TASK GOAL>
Set the listing down exactly; no pictures.

::::::

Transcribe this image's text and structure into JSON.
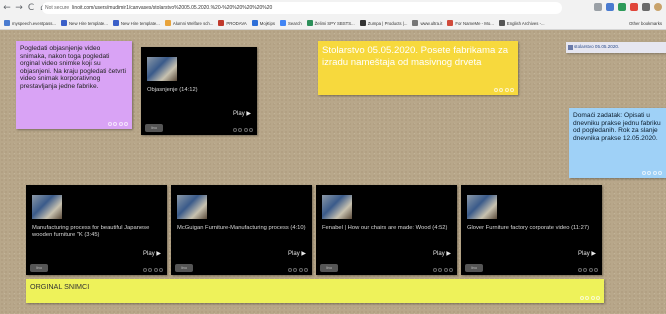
{
  "browser": {
    "nav": {
      "back": "←",
      "forward": "→",
      "reload": "C",
      "home": "⌂"
    },
    "not_secure": "Not secure",
    "url": "linoit.com/users/mudimir1/canvases/stolarstvo%2005.05.2020.%20-%20%20%20%20%20",
    "bookmarks": [
      {
        "label": "myspeech.eventpass...",
        "color": "#4a7bd0"
      },
      {
        "label": "New Hire template...",
        "color": "#3a5fc8"
      },
      {
        "label": "New Hire template...",
        "color": "#3a5fc8"
      },
      {
        "label": "Alumni Welfare sch...",
        "color": "#e8a33a"
      },
      {
        "label": "PRODAVA",
        "color": "#c0392b"
      },
      {
        "label": "MojKips",
        "color": "#2e6fd8"
      },
      {
        "label": "Search",
        "color": "#4285f4"
      },
      {
        "label": "Želimi SPY SBSTS...",
        "color": "#2c8f5a"
      },
      {
        "label": "Zumpa | Products |...",
        "color": "#333333"
      },
      {
        "label": "www.ultra.it",
        "color": "#777777"
      },
      {
        "label": "For NameMe - Mo...",
        "color": "#d04a3a"
      },
      {
        "label": "English Archives -...",
        "color": "#555555"
      }
    ],
    "other_bookmarks": "Other bookmarks"
  },
  "canvas": {
    "purple_note": {
      "text": "Pogledati objasnjenje video snimaka, nakon toga pogledati orginal video snimke koji su objasnjeni. Na kraju pogledati četvrti video snimak korporativnog prestavljanja jedne fabrike."
    },
    "explanation_video": {
      "title": "Objasnjenje (14:12)",
      "play": "Play ▶",
      "logo": "lino"
    },
    "heading_note": {
      "text": "Stolarstvo 05.05.2020. Posete fabrikama za izradu nameštaja od masivnog drveta"
    },
    "small_note": {
      "text": "stolarstvo 05.05.2020."
    },
    "homework_note": {
      "text": "Domaći zadatak: Opisati u dnevniku prakse jednu fabriku od pogledanih. Rok za slanje dnevnika prakse 12.05.2020."
    },
    "videos": [
      {
        "title": "Manufacturing process for beautiful Japanese wooden furniture \"K (3:45)",
        "play": "Play ▶",
        "logo": "lino"
      },
      {
        "title": "McGuigan Furniture-Manufacturing process (4:10)",
        "play": "Play ▶",
        "logo": "lino"
      },
      {
        "title": "Fenabel | How our chairs are made: Wood (4:52)",
        "play": "Play ▶",
        "logo": "lino"
      },
      {
        "title": "Glover Furniture factory corporate video (11:27)",
        "play": "Play ▶",
        "logo": "lino"
      }
    ],
    "original_note": {
      "text": "ORGINAL SNIMCI"
    }
  }
}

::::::

SOLUTION FOR THIS TASK>
Transcribe this image's text and structure into JSON.
{
  "browser": {
    "nav": {
      "back": "←",
      "forward": "→",
      "reload": "C",
      "home": "⌂"
    },
    "not_secure": "Not secure",
    "url": "linoit.com/users/mudimir1/canvases/stolarstvo%2005.05.2020.%20-%20%20%20%20%20",
    "bookmarks": [
      {
        "label": "myspeech.eventpass...",
        "color": "#4a7bd0"
      },
      {
        "label": "New Hire template...",
        "color": "#3a5fc8"
      },
      {
        "label": "New Hire template...",
        "color": "#3a5fc8"
      },
      {
        "label": "Alumni Welfare sch...",
        "color": "#e8a33a"
      },
      {
        "label": "PRODAVA",
        "color": "#c0392b"
      },
      {
        "label": "MojKips",
        "color": "#2e6fd8"
      },
      {
        "label": "Search",
        "color": "#4285f4"
      },
      {
        "label": "Želimi SPY SBSTS...",
        "color": "#2c8f5a"
      },
      {
        "label": "Zumpa | Products |...",
        "color": "#333333"
      },
      {
        "label": "www.ultra.it",
        "color": "#777777"
      },
      {
        "label": "For NameMe - Mo...",
        "color": "#d04a3a"
      },
      {
        "label": "English Archives -...",
        "color": "#555555"
      }
    ],
    "other_bookmarks": "Other bookmarks"
  },
  "canvas": {
    "purple_note": {
      "text": "Pogledati objasnjenje video snimaka, nakon toga pogledati orginal video snimke koji su objasnjeni. Na kraju pogledati četvrti video snimak korporativnog prestavljanja jedne fabrike."
    },
    "explanation_video": {
      "title": "Objasnjenje (14:12)",
      "play": "Play ▶",
      "logo": "lino"
    },
    "heading_note": {
      "text": "Stolarstvo 05.05.2020. Posete fabrikama za izradu nameštaja od masivnog drveta"
    },
    "small_note": {
      "text": "stolarstvo 05.05.2020."
    },
    "homework_note": {
      "text": "Domaći zadatak: Opisati u dnevniku prakse jednu fabriku od pogledanih. Rok za slanje dnevnika prakse 12.05.2020."
    },
    "videos": [
      {
        "title": "Manufacturing process for beautiful Japanese wooden furniture \"K (3:45)",
        "play": "Play ▶",
        "logo": "lino"
      },
      {
        "title": "McGuigan Furniture-Manufacturing process (4:10)",
        "play": "Play ▶",
        "logo": "lino"
      },
      {
        "title": "Fenabel | How our chairs are made: Wood (4:52)",
        "play": "Play ▶",
        "logo": "lino"
      },
      {
        "title": "Glover Furniture factory corporate video (11:27)",
        "play": "Play ▶",
        "logo": "lino"
      }
    ],
    "original_note": {
      "text": "ORGINAL SNIMCI"
    }
  }
}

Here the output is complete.